Why is a change required when the industry has shown it can do the job?
Rightly, there seems to be universal demand for faster transfers between investment platforms when consumers want to switch. The FCA has made it clear it expects this to happen and if it doesn’t, platforms could be facing penalties. In its Investment Platforms Market Study, the FCA put a lot of faith in the new Star initiative but, based on recently published data, I think the regulator may be backing the wrong horse. In so doing, it may slow down progress in this area further.
Last month, Origo published performance data on 27 of 100-plus pension providers who are using the Origo Transfer service, formerly known as Origo Options.
The full paper can be found here.
While little more than a quarter of the firms use the service, collectively they account for more than 80 per cent of the 571,668 transfers involving £30bn in funds processed via the system between April 2018 and March 2019.
Noticeably, there appears no pattern suggesting Origo shareholders use the system better than others. Indeed, some of those achieving the best processing times are firms very much outside the constituency normally associated with Origo.
While the average transfer via the system took 9.3 days, falling to 8.1 days for simple transfers, the best performers achieved 5.0 and 3.8 days on average. How does this compare with traditional platform transfers?

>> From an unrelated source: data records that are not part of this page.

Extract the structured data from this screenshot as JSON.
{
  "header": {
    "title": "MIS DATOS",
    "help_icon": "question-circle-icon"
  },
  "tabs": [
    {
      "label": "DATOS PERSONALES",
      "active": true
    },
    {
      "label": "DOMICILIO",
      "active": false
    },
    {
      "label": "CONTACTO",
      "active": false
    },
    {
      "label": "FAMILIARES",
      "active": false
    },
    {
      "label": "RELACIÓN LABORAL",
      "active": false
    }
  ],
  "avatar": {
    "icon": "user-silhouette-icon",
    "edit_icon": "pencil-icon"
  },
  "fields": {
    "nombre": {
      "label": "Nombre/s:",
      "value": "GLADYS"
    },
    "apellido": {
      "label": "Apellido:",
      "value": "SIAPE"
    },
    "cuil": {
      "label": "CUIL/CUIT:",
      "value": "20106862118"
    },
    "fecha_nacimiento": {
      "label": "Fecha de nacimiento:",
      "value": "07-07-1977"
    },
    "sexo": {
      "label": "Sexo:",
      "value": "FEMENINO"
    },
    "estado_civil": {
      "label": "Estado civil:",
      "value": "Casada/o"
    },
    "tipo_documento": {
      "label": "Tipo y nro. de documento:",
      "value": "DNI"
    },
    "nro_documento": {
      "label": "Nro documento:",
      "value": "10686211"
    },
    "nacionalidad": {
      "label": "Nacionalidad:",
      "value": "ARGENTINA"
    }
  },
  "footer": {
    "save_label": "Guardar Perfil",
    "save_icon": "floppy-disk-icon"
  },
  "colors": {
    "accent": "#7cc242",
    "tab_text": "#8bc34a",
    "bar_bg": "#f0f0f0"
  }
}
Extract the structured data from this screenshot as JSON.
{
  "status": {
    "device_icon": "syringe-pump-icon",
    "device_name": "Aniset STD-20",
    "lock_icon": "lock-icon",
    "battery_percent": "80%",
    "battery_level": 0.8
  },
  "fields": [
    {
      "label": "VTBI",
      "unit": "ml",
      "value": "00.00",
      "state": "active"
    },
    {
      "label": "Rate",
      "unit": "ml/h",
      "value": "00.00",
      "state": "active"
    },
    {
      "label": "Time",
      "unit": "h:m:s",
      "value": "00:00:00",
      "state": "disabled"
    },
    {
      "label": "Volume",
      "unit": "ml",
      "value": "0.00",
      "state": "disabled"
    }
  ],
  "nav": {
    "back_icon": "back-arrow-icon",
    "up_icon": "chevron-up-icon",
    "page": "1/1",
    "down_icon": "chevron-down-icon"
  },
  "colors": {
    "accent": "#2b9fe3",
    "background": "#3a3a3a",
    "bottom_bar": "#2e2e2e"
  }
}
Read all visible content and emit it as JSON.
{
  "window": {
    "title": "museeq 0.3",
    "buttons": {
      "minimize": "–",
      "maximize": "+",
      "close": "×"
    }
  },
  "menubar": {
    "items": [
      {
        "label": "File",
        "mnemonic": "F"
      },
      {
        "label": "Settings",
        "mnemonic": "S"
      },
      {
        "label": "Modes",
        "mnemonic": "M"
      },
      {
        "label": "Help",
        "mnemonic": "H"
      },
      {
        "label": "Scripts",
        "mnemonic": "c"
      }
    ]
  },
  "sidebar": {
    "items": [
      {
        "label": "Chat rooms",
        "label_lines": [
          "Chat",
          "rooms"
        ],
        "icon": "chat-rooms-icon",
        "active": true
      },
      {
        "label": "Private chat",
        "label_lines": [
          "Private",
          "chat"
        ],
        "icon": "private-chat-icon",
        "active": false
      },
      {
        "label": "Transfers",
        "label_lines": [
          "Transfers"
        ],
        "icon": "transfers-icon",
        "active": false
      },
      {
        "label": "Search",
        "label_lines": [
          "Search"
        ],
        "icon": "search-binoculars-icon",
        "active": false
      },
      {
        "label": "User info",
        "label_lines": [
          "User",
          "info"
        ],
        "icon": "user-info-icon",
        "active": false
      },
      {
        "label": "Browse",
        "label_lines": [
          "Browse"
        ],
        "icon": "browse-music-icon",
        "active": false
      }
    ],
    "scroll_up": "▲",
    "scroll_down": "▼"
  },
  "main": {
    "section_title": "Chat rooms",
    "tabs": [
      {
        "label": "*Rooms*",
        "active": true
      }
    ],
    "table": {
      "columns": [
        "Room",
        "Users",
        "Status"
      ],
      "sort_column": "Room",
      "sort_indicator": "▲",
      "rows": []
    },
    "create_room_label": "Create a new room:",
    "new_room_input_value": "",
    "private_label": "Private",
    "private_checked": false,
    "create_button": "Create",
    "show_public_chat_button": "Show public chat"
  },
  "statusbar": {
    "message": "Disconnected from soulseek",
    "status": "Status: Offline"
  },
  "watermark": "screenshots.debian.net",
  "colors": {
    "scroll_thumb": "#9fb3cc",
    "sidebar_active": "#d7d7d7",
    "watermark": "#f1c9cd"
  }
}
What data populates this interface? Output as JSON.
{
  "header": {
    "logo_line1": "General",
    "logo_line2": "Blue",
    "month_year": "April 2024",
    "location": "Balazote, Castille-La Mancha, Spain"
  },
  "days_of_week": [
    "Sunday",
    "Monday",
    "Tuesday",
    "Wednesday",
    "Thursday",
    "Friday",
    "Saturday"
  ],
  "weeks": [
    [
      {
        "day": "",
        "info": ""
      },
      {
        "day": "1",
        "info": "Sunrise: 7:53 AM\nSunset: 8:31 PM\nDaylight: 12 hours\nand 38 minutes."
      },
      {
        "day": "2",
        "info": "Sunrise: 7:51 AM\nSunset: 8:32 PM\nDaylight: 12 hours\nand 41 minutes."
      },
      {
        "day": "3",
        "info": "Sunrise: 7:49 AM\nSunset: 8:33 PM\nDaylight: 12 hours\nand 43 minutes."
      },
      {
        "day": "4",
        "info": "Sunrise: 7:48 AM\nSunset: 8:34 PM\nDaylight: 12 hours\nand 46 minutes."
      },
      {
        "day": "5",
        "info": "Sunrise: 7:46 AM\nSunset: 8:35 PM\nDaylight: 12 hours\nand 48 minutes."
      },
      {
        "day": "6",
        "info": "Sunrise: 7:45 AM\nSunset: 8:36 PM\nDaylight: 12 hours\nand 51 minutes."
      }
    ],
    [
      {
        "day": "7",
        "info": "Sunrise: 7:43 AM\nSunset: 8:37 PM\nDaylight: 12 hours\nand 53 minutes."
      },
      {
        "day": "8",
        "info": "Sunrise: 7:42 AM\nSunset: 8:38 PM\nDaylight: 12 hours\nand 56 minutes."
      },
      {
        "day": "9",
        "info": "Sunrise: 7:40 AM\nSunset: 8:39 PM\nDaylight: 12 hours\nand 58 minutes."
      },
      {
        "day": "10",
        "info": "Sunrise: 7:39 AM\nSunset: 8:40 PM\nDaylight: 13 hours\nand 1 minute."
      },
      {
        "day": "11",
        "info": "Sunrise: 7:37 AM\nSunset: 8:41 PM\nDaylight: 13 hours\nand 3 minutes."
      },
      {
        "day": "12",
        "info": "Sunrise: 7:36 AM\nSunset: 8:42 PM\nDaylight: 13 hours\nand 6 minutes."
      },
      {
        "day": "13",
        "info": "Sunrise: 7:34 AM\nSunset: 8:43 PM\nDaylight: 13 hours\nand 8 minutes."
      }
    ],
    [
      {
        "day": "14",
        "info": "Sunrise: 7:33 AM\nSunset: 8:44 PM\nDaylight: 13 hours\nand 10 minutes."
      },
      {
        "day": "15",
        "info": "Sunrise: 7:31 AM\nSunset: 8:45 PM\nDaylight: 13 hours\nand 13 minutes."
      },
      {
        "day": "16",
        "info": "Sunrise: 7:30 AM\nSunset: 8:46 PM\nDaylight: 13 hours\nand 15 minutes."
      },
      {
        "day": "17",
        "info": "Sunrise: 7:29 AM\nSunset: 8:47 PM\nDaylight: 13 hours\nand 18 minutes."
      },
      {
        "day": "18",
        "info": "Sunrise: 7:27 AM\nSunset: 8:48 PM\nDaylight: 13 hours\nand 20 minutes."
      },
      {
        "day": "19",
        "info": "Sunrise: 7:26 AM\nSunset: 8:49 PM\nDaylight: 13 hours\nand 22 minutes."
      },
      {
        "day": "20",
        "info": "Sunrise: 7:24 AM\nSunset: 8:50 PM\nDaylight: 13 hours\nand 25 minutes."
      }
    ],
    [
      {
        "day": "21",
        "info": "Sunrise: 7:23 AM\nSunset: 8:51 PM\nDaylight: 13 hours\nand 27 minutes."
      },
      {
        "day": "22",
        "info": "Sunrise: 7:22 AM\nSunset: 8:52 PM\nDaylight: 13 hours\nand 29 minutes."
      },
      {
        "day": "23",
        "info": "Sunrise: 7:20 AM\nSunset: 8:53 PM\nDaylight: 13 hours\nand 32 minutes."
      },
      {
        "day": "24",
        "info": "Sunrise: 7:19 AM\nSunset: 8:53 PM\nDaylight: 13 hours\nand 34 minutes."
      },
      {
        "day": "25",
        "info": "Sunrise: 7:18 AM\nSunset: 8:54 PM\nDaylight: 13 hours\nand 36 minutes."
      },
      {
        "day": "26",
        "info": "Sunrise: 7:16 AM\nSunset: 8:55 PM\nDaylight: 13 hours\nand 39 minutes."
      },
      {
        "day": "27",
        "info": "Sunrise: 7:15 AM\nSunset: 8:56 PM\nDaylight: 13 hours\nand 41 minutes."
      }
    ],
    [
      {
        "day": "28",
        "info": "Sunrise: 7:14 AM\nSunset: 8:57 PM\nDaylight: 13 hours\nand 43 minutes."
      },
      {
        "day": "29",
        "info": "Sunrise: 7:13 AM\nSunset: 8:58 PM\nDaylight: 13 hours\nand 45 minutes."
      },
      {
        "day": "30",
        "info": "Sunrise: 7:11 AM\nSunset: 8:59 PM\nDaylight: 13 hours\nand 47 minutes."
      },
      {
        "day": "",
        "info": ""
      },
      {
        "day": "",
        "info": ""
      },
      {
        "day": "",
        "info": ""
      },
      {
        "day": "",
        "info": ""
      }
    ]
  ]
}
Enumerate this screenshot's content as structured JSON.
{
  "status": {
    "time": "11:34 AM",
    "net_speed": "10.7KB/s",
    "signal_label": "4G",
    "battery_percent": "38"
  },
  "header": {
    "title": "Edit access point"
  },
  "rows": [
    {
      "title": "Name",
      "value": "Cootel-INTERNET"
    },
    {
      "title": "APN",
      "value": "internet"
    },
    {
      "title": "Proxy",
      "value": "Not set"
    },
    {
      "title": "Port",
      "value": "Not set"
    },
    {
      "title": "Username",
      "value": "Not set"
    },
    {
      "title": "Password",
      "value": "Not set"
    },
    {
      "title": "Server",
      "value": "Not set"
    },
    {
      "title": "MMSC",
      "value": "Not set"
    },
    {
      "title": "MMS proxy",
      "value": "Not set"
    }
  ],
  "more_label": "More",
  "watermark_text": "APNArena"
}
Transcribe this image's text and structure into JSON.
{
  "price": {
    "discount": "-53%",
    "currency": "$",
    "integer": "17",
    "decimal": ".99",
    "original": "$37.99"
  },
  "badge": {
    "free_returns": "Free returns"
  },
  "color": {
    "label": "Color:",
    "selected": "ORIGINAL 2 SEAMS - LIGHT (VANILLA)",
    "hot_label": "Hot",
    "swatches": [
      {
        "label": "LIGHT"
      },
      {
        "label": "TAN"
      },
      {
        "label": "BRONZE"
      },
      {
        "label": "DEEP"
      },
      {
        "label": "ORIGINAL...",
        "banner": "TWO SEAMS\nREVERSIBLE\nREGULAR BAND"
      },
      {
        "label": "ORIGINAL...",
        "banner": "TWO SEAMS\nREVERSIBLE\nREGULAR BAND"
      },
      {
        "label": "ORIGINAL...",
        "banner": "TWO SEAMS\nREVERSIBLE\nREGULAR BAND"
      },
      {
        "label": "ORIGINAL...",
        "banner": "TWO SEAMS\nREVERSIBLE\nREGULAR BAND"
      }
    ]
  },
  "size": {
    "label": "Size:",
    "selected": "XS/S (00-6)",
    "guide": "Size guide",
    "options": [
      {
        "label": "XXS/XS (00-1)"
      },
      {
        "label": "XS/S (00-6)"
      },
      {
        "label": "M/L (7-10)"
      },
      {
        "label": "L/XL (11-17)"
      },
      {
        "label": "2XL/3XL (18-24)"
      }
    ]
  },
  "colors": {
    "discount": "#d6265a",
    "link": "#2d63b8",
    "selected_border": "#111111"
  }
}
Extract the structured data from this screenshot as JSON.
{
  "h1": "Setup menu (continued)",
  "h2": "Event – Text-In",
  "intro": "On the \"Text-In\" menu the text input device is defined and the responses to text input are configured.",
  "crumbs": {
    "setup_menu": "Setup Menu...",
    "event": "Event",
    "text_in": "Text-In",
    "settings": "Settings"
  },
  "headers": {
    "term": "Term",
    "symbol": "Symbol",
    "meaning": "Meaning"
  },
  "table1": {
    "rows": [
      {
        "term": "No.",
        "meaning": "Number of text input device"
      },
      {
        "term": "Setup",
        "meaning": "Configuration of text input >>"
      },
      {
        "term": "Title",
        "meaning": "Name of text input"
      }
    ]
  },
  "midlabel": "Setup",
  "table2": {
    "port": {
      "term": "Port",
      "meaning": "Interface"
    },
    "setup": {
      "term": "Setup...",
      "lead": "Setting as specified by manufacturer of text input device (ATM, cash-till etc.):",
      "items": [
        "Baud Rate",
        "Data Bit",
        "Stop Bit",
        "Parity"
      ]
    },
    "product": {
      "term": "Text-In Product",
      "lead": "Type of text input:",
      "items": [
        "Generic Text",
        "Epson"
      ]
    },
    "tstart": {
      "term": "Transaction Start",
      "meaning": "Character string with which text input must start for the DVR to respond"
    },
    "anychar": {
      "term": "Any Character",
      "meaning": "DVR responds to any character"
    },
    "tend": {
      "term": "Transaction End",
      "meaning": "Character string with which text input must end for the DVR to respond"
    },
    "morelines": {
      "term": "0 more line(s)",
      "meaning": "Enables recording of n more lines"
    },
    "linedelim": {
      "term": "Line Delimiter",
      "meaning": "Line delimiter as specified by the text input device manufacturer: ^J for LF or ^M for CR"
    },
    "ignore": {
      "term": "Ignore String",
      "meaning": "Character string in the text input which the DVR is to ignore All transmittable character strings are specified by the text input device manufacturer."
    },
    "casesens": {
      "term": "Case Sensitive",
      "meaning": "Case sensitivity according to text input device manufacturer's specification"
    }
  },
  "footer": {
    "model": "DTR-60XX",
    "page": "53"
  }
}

While there is clearly room for improvement, several companies are achieving sub-five-day transfers, which shows what can be achieved.
Against this background, I am confused as to why many in the industry are advocating the need for a new set of services/standards via the Star initiative.
I’m not known for being the biggest fan of either Origo or the Association of British Insurers, who the group worked with to build the service in the first place, but credit must be given where it is due.
I understand typically 70 per cent of the money involved in platform-to-platform transfers involves defined contribution pensions that can already be transferred via Options. So why then do we need a new service to be invented under the auspices of the Star group?
Would it not make more sense to extend the existing Options service to address the full range of platform assets? Why invent a new wheel when a current one is in place delivering significant value?
Just to complicate things further, this new Star initiative is at least partly the creation of Criterion, which in turn is a subsidiary of Origo. Something just does not make sense to me in all this. There seem to be far too many parties at this table, all of whom will doubtless want a slice of the cake. Who is going to pay for all this? Ultimately, it is bound to be the customer.
You don’t have to be a rocket scientist to see that if Options was extended into a full platform transfer service, it could then leverage its new integration hub – about which I am also picking up some positive feedback – to deliver reporting and other data into advisers’ technology systems of choice, be they practice management systems, portfolio construction and optimisation tools, goal- or cashflow-based planning tools, or a range of other options.
Not only does Origo have a working pension transfer service, it has the right pipes to deliver the data to where it is needed, advisers and consumers.
Since it was launched in 2008, the service has processed more than 3.5 million transfers, to a total value of around £175bn. Origo believes that on average, each transfer saves £170 compared with traditional methods.
So, in just over a decade, the service has saved the industry around £600m in costs. This sounds like a track record that justifies further investment.
Conversely, I hear from people present at a recent Star event in London that it was something of a farce, with a definite lack of clarity on what would be delivered when.
Rather than initiating another self-serving quango-type operation, which at least for the next couple of years looks far more likely to slow things down than accelerate them, why not take the path most likely to quickly deliver consumer benefits? Of course, it would be good to see competition in this space, but consumers must be put first.
The cynic in me wonders whether Star is being set up as the vehicle to facilitate further industry prevarication.
Forming a committee, getting everyone around the table and letting them all express their views can be a great way of making sure nothing meaningful happens.
Doubtless, people will say they tried hard, but it just could not happen fast enough.
If I were a platform chief executive wanting to avoid the wrath of Chris Woolard and his colleagues at the FCA, I would get people talking to Origo as a priority, to see how to extend the service that already works for pension transfers into a full platform transfer service, before the regulator revisits the subject next year.
If other platform providers still want to press ahead with Star at the same time, they can do so.
Perhaps in a few years’ time it might deliver something meaningful, but it is probably not the best way to meet the FCA requirement for prompt action.
Ian McKenna is director of the Financial Technology Research Centre